**TASK DIRECTIONS**. In which lines of the data does the string "plaque" appear? Copy every one.

**Excerpts from an interface dataset**.
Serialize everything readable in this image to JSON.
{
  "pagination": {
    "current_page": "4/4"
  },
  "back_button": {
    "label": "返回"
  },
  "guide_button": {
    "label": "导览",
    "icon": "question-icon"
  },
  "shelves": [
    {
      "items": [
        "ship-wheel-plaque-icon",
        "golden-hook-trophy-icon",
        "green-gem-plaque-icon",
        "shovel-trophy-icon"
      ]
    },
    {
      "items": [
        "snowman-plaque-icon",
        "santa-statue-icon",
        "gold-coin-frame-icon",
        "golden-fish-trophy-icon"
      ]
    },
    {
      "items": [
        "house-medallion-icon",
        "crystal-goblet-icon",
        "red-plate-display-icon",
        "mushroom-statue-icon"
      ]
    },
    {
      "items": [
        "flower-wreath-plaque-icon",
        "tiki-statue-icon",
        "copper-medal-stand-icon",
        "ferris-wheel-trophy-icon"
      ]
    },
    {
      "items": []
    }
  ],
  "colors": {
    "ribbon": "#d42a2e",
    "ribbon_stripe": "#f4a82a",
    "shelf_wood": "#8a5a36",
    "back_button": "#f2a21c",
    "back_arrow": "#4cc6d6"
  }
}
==
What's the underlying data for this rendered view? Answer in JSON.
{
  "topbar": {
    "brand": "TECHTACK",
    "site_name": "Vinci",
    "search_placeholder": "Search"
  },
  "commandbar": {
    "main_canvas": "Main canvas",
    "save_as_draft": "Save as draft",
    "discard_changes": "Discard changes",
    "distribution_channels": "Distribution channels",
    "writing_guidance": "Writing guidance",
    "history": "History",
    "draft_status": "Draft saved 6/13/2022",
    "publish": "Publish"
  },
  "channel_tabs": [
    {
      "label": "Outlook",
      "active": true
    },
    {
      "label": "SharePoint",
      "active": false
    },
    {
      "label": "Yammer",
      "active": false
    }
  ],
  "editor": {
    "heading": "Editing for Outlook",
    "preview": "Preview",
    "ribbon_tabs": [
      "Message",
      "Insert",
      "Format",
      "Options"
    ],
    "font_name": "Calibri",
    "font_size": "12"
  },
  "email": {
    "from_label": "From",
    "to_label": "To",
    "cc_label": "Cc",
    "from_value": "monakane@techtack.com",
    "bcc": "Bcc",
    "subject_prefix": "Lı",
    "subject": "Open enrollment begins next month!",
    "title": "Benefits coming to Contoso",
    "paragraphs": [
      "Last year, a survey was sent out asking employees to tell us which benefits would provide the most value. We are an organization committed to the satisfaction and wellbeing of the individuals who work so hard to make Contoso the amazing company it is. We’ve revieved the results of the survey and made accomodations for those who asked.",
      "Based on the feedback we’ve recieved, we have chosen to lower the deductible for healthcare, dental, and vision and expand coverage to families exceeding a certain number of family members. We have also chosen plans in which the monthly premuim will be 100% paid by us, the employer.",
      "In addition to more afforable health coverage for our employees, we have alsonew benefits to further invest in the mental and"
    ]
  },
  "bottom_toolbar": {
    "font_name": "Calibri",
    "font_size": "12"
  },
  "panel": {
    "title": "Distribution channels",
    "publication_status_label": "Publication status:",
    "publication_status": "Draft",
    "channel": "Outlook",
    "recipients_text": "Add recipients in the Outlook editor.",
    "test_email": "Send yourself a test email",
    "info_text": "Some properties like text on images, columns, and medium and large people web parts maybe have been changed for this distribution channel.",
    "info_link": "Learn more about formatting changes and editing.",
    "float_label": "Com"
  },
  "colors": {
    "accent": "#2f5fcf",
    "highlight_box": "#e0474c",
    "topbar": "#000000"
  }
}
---
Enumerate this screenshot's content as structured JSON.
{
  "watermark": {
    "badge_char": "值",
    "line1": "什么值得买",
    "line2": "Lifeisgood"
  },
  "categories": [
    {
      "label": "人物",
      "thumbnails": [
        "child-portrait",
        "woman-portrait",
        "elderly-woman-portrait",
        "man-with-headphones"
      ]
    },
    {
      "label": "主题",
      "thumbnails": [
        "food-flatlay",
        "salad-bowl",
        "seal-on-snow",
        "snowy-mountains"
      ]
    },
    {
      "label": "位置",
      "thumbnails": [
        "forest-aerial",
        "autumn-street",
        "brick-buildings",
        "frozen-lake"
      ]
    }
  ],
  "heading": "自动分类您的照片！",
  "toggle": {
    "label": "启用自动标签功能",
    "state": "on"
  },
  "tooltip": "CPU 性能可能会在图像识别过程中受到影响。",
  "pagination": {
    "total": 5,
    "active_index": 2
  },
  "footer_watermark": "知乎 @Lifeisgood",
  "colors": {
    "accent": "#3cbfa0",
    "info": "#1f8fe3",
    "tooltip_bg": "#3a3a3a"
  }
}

**RESULT**.
        "ship-wheel-plaque-icon",
        "green-gem-plaque-icon",
        "snowman-plaque-icon",
        "flower-wreath-plaque-icon",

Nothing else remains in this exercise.